Where the old man devil comes to pace and plot and ponder the fate of the world.
March 27, 2013
It’s a circle.
In a forested glen at the bottom of the Uwharrie Mountains, the old man Devil comes in the darkness of night to ponder and consider the fate of mankind, walking round and round, nothing more than a shadow within the shadows, plotting and scheming and figuring out ways to cause trouble for all humanity.
That’s what the old-timers swore.
That’s what the old-time preachers preached.
That’s what they all believed, and they had a good reason for their hand-me-down fears and superstitions. In hushed voice and whispered tones, they called it “The Devil’s Tramping Ground.”
“The Devil doesn’t spend much time here anymore,” Paul Phillips told me.
He wasn’t a personal friend of Old Lucifer. He was simply the voice of North Carolina, the wheeler-dealer, super slick salesman hired by the governor to point out the best and worst that the Tarheel State had to offer. And Paul had not yet discovered the worst, other than, perhaps, an occasional and distant familiarity with the Devil and his midnight forays into the woods around Siler City.
The tramping ground is a strange place and, as Paul Phillips said, the most honest-to-goodness mystery in the Uwharrie Mountains. We left the car on the side of State Highway 902, about ten miles south of town, and walked only a few scattered yards into a grove of pines.
Cars passed by every day, but no one knew what was lurking in the shadows, not even the shadow.
The drivers were innocent in their own ignorance.
The phenomenon is perfectly round and about forty feet in diameter. The thick trees and the grass and the weeds grow right up to the rim of a barren circle, then they abruptly stop.
The Tramping Ground is bald and rocky and lifeless, mostly dry even when it rains. Leading into the forest are four trails, appearing to have been cut through the woodlands by the knives or hatchets of man.
But they weren’t, Like the circle, the paths are there because the grass refuses to grow. Everything refuses to grow. The burning embers left by the Devil’s footsteps has tramped it down flat.
“Old-timers swore that the Devil spends the night tramping around and around,” Phillips told me. “And the legend declares that no life will ever grow in the circle. And wildlife avoids the area like the plague.”
Scientists and University professors dug in the Tramping Ground, taking out soil samples for analysis. And they, too, were puzzled. The earth in the barren circle was little different from the woodland dirt. It’s just that the grass refused to grow.
We waited to ask the Devil.
We didn’t wait long, and we certainly didn’t wait until after dark. If the Devil didn’t already know my name, I had no plans to introduce myself now. And if he kept walking in circles, I had a better than average chance to keep him from catching me.

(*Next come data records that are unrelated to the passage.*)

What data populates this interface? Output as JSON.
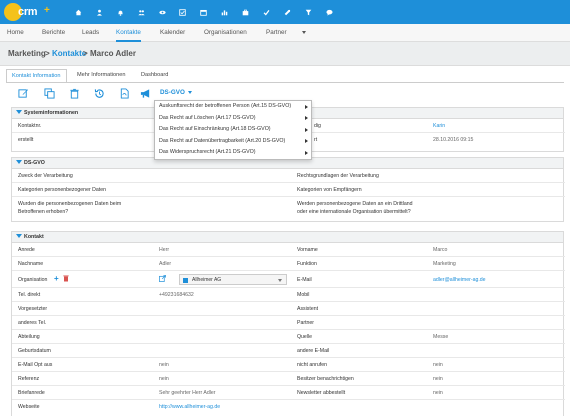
{
  "app": {
    "logo": "crm",
    "logo_plus": "+"
  },
  "topbar": {
    "icons": [
      "home-icon",
      "user-icon",
      "bell-icon",
      "users-icon",
      "eye-icon",
      "checkbox-icon",
      "calendar-icon",
      "bar-chart-icon",
      "briefcase-icon",
      "check-icon",
      "wrench-icon",
      "filter-icon",
      "chat-icon"
    ]
  },
  "nav": {
    "items": [
      {
        "label": "Home"
      },
      {
        "label": "Berichte"
      },
      {
        "label": "Leads"
      },
      {
        "label": "Kontakte"
      },
      {
        "label": "Kalender"
      },
      {
        "label": "Organisationen"
      },
      {
        "label": "Partner"
      }
    ]
  },
  "breadcrumb": {
    "root": "Marketing",
    "section": "Kontakte",
    "current": "Marco Adler",
    "sep": ">"
  },
  "tabs": [
    {
      "label": "Kontakt Information"
    },
    {
      "label": "Mehr Informationen"
    },
    {
      "label": "Dashboard"
    }
  ],
  "toolbar": {
    "dsgvo_label": "DS-GVO"
  },
  "dsgvo_menu": [
    "Auskunftsrecht der betroffenen Person (Art.15 DS-GVO)",
    "Das Recht auf Löschen (Art.17 DS-GVO)",
    "Das Recht auf Einschränkung (Art.18 DS-GVO)",
    "Das Recht auf Datenübertragbarkeit (Art.20 DS-GVO)",
    "Das Widerspruchsrecht (Art.21 DS-GVO)"
  ],
  "system": {
    "title": "Systeminformationen",
    "kontaktnr_label": "Kontaktnr.",
    "erstellt_label": "erstellt",
    "right1_label": "dig",
    "right1_value": "Karin",
    "right2_label": "rt",
    "right2_value": "28.10.2016 09:15"
  },
  "dsgvo": {
    "title": "DS-GVO",
    "zweck": "Zweck der Verarbeitung",
    "rechtsgrundlagen": "Rechtsgrundlagen der Verarbeitung",
    "kategorien_daten": "Kategorien personenbezogener Daten",
    "kategorien_empfaenger": "Kategorien von Empfängern",
    "betroffen_1": "Wurden die personenbezogenen Daten beim",
    "betroffen_2": "Betroffenen erhoben?",
    "drittland_1": "Werden personenbezogene Daten an ein Drittland",
    "drittland_2": "oder eine internationale Organisation übermittelt?"
  },
  "kontakt": {
    "title": "Kontakt",
    "rows": [
      {
        "l": "Anrede",
        "v": "Herr",
        "rl": "Vorname",
        "rv": "Marco"
      },
      {
        "l": "Nachname",
        "v": "Adler",
        "rl": "Funktion",
        "rv": "Marketing"
      },
      {
        "l": "Organisation",
        "v": "",
        "rl": "E-Mail",
        "rv": "adler@allheimer-ag.de"
      },
      {
        "l": "Tel. direkt",
        "v": "+49231684632",
        "rl": "Mobil",
        "rv": ""
      },
      {
        "l": "Vorgesetzter",
        "v": "",
        "rl": "Assistent",
        "rv": ""
      },
      {
        "l": "anderes Tel.",
        "v": "",
        "rl": "Partner",
        "rv": ""
      },
      {
        "l": "Abteilung",
        "v": "",
        "rl": "Quelle",
        "rv": "Messe"
      },
      {
        "l": "Geburtsdatum",
        "v": "",
        "rl": "andere E-Mail",
        "rv": ""
      },
      {
        "l": "E-Mail Opt aus",
        "v": "nein",
        "rl": "nicht anrufen",
        "rv": "nein"
      },
      {
        "l": "Referenz",
        "v": "nein",
        "rl": "Besitzer benachrichtigen",
        "rv": "nein"
      },
      {
        "l": "Briefanrede",
        "v": "Sehr geehrter Herr Adler",
        "rl": "Newsletter abbestellt",
        "rv": "nein"
      },
      {
        "l": "Webseite",
        "v": "http://www.allheimer-ag.de",
        "rl": "",
        "rv": ""
      }
    ],
    "org_value": "Allheimer AG"
  }
}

By the time the moon touched the top of the pines, Siler City was a distant thought, and I was straddling the Georgia line.